■ ACTION ITEM
From the entries, filter out every line that lacks "title" and copy the rest.

■ AVAILABLE RECORDS
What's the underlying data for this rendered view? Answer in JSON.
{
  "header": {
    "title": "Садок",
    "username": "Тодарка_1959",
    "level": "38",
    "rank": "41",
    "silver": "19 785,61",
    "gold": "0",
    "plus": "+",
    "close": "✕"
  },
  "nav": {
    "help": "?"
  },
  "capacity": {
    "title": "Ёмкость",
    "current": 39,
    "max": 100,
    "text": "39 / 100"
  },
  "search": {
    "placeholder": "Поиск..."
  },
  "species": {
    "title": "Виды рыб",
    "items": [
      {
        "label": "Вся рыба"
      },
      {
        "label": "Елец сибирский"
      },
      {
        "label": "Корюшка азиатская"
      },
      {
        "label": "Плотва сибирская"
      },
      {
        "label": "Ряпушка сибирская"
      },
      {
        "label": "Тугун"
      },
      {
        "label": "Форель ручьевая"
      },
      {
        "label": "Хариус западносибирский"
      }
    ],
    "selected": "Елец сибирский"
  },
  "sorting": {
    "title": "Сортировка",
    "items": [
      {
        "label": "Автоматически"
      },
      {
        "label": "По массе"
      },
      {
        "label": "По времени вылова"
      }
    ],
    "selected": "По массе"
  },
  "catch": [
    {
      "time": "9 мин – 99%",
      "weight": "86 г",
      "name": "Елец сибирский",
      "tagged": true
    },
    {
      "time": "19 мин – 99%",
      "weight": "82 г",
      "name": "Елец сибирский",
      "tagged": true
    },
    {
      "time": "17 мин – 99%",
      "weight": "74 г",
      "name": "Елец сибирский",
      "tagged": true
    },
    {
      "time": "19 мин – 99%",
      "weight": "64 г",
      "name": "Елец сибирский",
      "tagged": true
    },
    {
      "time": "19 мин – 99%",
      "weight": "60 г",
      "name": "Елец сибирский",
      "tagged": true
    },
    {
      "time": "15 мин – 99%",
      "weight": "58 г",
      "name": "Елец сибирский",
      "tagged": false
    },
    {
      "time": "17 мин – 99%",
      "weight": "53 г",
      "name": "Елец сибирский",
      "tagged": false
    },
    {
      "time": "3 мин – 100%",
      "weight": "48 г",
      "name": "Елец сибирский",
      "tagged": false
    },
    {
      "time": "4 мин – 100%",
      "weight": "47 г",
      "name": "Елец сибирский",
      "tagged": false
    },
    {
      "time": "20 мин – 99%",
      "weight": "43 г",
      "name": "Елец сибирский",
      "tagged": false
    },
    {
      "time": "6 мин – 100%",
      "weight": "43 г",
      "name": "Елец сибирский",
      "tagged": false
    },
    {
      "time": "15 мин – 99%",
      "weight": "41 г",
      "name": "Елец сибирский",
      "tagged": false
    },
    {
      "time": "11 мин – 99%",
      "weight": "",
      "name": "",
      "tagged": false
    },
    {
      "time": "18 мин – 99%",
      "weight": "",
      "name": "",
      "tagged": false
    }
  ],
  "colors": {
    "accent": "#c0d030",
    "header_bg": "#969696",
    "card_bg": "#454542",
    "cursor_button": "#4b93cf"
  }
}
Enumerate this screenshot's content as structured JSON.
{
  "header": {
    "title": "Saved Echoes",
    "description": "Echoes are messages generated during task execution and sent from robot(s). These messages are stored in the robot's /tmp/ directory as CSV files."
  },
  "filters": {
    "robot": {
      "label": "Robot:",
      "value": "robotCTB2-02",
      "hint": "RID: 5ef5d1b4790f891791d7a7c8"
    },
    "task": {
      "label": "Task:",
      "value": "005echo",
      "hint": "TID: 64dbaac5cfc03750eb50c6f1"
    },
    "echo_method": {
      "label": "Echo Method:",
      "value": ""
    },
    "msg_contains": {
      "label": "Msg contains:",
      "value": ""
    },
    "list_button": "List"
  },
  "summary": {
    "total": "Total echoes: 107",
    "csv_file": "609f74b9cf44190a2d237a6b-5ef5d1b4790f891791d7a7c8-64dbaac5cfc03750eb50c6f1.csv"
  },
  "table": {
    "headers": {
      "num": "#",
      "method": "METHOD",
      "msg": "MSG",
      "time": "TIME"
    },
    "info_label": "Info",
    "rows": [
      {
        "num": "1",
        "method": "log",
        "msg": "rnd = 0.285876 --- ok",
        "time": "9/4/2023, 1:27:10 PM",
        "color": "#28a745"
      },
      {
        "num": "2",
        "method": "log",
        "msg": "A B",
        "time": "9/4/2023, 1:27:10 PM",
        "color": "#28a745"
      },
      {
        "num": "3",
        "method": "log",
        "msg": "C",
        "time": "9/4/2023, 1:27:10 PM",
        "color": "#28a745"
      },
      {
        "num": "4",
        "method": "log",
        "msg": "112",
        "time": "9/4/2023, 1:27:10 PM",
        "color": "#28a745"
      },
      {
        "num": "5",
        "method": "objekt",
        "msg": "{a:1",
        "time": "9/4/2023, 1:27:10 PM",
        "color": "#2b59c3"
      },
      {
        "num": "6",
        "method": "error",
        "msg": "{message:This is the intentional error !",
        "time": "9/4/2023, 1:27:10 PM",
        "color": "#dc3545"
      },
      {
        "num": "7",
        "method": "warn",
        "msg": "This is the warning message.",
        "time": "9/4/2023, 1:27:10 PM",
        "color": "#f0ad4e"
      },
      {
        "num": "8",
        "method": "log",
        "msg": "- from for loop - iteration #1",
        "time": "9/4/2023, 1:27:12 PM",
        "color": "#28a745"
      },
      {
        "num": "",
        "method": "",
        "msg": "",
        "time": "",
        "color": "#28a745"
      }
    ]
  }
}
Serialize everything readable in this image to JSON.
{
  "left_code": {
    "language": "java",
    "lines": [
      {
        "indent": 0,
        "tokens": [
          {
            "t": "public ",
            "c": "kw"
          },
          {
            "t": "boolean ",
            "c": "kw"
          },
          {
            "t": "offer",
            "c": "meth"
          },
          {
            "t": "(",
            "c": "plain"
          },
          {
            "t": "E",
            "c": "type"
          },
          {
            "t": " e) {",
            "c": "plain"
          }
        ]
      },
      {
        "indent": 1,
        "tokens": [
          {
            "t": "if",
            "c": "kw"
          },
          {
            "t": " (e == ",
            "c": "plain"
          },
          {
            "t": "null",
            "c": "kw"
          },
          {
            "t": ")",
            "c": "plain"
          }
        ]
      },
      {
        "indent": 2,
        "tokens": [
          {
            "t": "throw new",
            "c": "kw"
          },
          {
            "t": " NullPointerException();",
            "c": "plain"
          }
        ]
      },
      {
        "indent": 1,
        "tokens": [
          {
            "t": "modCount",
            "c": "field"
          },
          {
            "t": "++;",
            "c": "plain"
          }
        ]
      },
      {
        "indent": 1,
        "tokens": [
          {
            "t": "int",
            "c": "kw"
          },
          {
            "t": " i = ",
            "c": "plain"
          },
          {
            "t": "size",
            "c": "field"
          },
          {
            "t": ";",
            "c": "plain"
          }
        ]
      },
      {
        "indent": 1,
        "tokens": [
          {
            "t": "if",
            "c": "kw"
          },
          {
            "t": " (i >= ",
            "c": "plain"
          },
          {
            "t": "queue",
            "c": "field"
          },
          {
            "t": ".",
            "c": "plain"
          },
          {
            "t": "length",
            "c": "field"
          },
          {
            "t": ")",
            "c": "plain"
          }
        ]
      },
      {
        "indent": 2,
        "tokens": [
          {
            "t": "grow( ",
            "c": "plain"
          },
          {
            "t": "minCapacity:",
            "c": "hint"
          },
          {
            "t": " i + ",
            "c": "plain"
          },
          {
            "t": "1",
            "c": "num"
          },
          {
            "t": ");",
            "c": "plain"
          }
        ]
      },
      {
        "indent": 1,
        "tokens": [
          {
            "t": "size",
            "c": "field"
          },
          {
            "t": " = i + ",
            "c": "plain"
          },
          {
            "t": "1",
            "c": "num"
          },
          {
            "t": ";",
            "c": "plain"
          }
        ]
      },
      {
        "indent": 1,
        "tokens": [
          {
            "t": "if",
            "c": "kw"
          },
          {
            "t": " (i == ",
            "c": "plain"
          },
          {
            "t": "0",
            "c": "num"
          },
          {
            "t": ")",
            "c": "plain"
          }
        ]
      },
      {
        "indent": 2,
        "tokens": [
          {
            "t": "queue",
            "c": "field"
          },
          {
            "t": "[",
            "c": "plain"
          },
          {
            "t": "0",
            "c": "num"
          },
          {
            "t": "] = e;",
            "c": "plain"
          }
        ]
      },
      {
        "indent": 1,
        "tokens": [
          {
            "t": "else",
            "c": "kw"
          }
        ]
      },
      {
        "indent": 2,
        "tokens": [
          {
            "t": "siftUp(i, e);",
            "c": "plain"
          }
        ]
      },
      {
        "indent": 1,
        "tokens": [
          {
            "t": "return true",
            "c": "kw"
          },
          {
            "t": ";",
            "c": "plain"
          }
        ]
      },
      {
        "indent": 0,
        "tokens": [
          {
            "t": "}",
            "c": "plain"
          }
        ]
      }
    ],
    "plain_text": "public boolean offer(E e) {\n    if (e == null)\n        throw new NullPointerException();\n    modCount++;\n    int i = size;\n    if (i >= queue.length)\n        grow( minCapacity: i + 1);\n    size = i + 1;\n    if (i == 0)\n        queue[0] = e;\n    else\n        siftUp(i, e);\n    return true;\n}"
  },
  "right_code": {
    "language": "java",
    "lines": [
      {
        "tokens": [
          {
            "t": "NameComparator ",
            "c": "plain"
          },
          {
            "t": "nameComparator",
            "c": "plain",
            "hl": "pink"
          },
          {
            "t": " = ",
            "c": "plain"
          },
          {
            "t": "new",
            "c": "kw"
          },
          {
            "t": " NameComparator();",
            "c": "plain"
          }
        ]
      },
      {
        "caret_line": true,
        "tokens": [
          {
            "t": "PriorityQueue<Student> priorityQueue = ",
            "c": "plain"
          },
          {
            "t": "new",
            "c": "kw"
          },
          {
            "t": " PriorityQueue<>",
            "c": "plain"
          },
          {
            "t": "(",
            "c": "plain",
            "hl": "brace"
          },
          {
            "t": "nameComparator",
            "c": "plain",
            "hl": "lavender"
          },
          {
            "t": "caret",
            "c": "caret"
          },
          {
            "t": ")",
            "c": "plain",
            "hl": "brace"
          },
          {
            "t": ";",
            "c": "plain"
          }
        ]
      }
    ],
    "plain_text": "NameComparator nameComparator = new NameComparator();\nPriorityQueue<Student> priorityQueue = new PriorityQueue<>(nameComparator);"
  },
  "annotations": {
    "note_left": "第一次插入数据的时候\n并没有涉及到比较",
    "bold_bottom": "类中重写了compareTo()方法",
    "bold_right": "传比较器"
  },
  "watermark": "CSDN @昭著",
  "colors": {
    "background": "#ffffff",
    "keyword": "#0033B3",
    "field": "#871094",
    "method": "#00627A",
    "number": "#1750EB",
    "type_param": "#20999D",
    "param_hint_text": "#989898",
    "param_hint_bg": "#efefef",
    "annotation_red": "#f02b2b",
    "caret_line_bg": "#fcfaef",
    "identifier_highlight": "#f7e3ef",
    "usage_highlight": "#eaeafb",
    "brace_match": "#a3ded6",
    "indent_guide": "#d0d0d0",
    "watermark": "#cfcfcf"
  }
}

■ EXERCISE RESULT
    "title": "Садок",
    "title": "Ёмкость",
    "title": "Виды рыб",
    "title": "Сортировка",
    "title": "Saved Echoes",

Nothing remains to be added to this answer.